Result:

  1. Ara-C and VP-16 inhibited proliferation and decreased viability of leukemic cell lines dose-dependently. Half killing concentration (IC50) was redused in combination of Ara-C and VP-16 than Ara-C or VP-16 alone. In G-CSF dependent cell line (32D), IC50 was redeced in the presence of G-CSF than absence of G-CSF at G-CSF, and there was no significant difference between with and without G-CSF in G-CSF independent cell lines (HL-60, Ba/F3) (p<0.05).

  2. In combined treatment of low dose Ara-C (10−7M) and VP-16 (10−7M), the percentage of apoptotic cells were increased to 20.67% from 13.04% by addition of G-CSF in 32D, and there was no significant differencebetween with and without G-CSF in HL-60 and Ba/F3 (p<0.05).

  3. At combined treatment of low dose Ara-C and VP-16, the percentage of G0/G1 phase cells were decreased to 43.94% from 35.63% and S phase cells were increased to 29.50% from 24.05% in 32D by addition of G-CSF, and there was no significant difference between with and without G-CSF in HL-60 and Ba/F3 (p<0.05).

Discussion: We first showed a combination effect of Ara-C and VP-16. Next we demonstrated that the potentiation of the cytotoxicity was mediated through the mechanism of apoptosis, and apoptosis played an important role for eradicating leukemic cells by low dose Ara-C and VP-16. And G-CSF recruited cells G0/G1 phase into S phase in G-CSF dependent cells by addition of G-CSF. These results suggest that priming effect of G-CSF significantly potentiate the cytotoxicity mediated by AVG chemotherapy.

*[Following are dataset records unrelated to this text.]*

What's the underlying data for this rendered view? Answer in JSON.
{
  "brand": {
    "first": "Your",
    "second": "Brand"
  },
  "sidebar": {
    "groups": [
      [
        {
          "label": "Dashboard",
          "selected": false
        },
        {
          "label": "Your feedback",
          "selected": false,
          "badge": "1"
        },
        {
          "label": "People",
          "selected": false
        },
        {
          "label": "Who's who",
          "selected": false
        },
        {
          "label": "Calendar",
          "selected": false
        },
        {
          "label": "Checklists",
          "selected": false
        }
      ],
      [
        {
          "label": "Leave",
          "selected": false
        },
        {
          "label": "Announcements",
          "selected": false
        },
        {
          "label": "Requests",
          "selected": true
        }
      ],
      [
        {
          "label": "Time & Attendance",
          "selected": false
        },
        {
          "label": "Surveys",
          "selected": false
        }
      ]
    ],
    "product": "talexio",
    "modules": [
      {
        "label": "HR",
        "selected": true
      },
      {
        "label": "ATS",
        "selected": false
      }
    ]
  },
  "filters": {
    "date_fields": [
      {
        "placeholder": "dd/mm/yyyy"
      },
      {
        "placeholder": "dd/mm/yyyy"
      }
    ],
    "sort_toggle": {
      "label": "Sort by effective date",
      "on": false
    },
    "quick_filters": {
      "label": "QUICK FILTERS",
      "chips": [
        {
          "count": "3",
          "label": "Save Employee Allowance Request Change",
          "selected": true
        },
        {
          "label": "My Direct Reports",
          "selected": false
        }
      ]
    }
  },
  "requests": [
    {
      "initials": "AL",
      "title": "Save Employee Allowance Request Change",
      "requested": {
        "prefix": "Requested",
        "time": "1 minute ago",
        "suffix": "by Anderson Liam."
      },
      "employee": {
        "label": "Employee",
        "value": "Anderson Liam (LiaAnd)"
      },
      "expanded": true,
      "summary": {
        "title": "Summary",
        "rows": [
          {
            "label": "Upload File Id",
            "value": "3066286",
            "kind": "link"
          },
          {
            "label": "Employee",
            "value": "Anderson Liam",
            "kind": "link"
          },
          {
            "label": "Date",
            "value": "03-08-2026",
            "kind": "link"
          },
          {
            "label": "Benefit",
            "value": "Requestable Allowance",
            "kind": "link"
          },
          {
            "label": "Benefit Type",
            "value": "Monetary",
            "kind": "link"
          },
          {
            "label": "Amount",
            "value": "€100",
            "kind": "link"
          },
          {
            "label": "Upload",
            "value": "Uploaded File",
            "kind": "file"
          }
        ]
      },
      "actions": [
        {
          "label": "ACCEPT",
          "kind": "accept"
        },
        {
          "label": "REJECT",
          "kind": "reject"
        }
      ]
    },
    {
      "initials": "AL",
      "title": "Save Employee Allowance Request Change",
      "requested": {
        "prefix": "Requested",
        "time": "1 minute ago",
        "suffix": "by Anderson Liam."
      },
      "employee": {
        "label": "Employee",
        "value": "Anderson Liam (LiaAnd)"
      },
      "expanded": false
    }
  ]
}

Conclusion: The priming effect of G-CSF might be admitted at least of a part in AML cells.

Author notes

Disclosure: No relevant conflicts of interest to declare.